## [Required action]
Required from the data below: the exact lines starting at the line containing "Serialize everything readable" and ending at the line containing "Output a JSON", with both ends kept and all pictures dropped.

*** Opening Records for processing ***

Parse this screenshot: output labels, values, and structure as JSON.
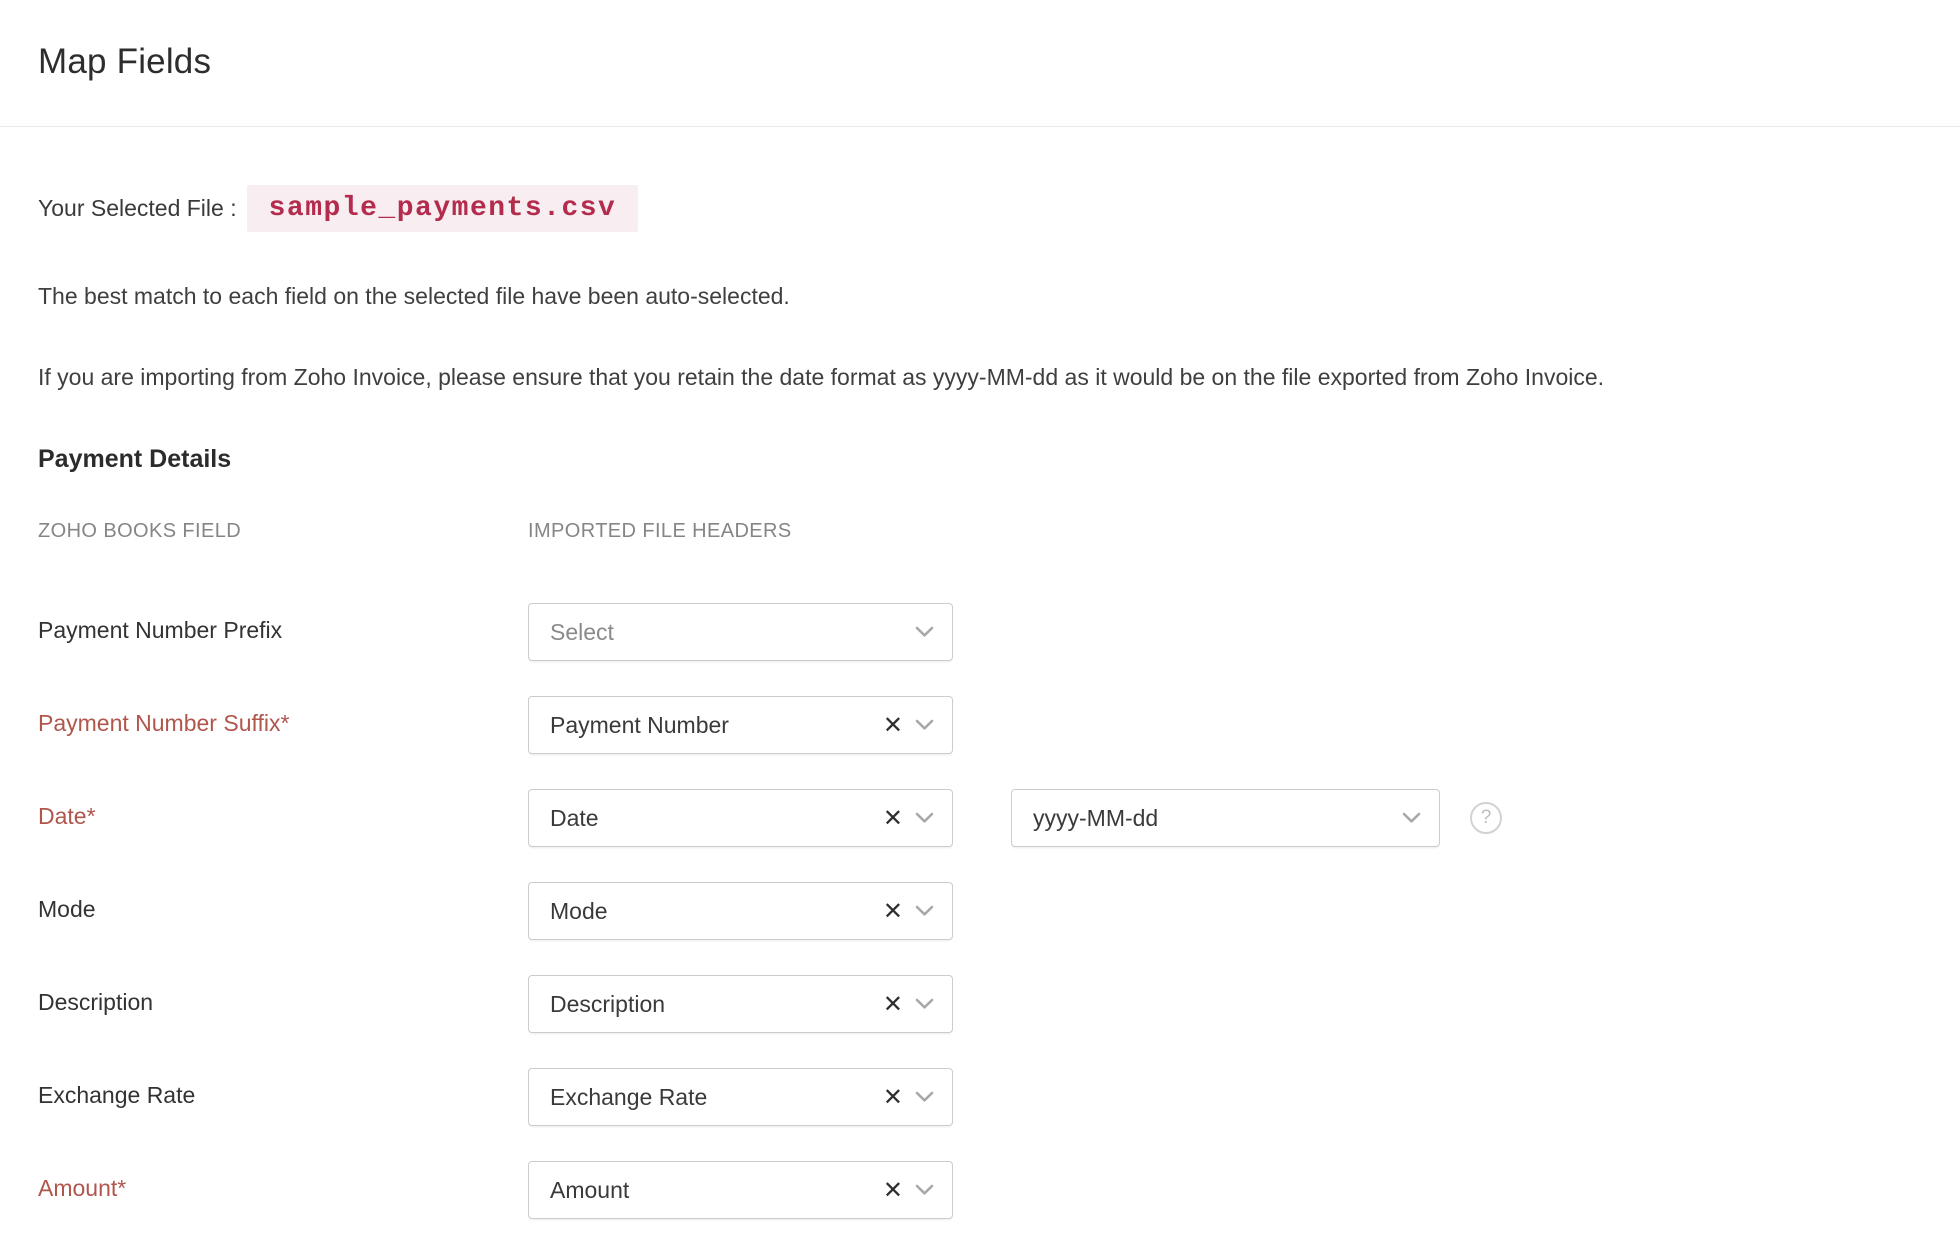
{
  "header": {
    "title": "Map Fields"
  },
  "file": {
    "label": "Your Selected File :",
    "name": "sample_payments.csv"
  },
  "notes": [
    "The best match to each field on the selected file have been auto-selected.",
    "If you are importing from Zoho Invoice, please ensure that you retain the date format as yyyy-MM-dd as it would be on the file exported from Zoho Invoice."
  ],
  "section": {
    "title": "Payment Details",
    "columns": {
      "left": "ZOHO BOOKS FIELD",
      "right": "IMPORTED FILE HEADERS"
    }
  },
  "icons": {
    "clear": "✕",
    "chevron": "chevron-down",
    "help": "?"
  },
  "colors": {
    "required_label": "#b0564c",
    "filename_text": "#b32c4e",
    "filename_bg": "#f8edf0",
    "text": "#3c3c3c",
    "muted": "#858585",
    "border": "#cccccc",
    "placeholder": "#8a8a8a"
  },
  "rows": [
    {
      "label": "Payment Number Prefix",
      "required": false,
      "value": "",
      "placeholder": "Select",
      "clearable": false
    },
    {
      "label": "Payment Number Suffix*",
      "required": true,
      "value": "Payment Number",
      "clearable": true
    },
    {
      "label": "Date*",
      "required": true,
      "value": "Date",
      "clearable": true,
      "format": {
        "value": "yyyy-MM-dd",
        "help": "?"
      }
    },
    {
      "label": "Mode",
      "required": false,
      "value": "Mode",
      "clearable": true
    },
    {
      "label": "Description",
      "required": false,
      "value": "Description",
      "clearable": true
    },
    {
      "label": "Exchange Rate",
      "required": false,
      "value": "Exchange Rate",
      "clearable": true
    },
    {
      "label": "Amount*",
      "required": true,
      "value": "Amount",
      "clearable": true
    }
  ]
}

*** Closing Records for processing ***
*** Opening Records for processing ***

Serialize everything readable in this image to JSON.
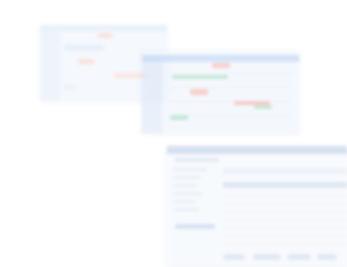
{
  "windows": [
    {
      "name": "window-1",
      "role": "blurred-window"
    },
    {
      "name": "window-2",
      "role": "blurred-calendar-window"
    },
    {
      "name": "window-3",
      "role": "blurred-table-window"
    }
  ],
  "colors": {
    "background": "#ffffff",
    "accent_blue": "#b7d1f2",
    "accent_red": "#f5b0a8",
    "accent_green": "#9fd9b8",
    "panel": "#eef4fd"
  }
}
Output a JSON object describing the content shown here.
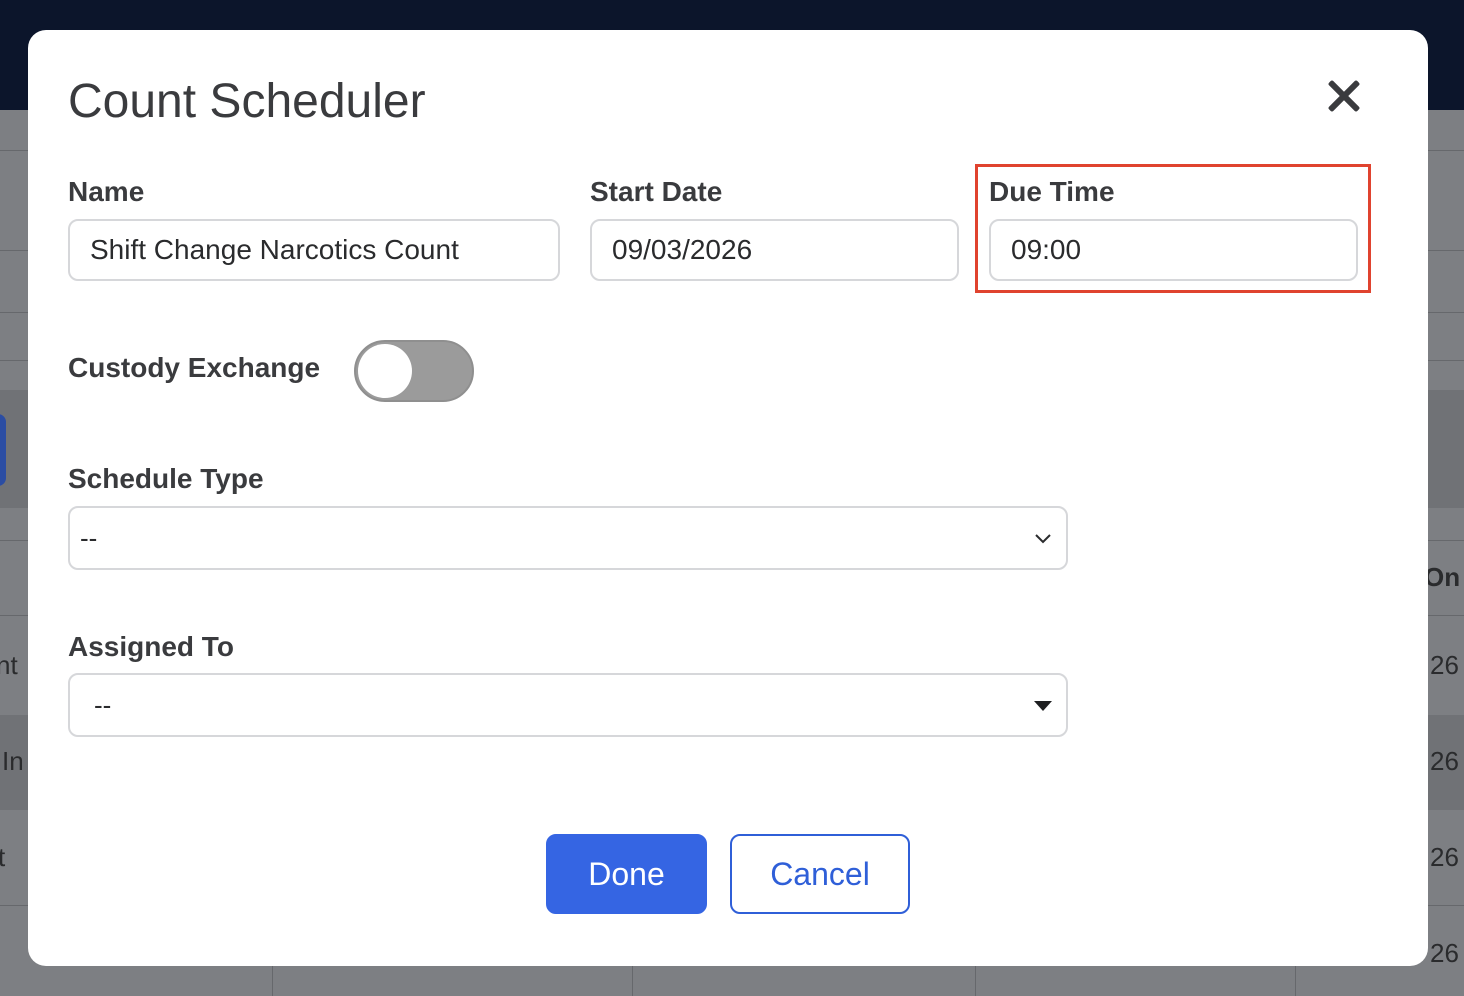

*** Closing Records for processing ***

## [The completed task]
Serialize everything readable in this image to JSON.
{
  "windows": [
    {
      "name": "window-1",
      "role": "blurred-window"
    },
    {
      "name": "window-2",
      "role": "blurred-calendar-window"
    },
    {
      "name": "window-3",
      "role": "blurred-table-window"
    }
  ],
  "colors": {
    "background": "#ffffff",
    "accent_blue": "#b7d1f2",
    "accent_red": "#f5b0a8",
    "accent_green": "#9fd9b8",
    "panel": "#eef4fd"
  }
}
Output a JSON object describing the content shown here.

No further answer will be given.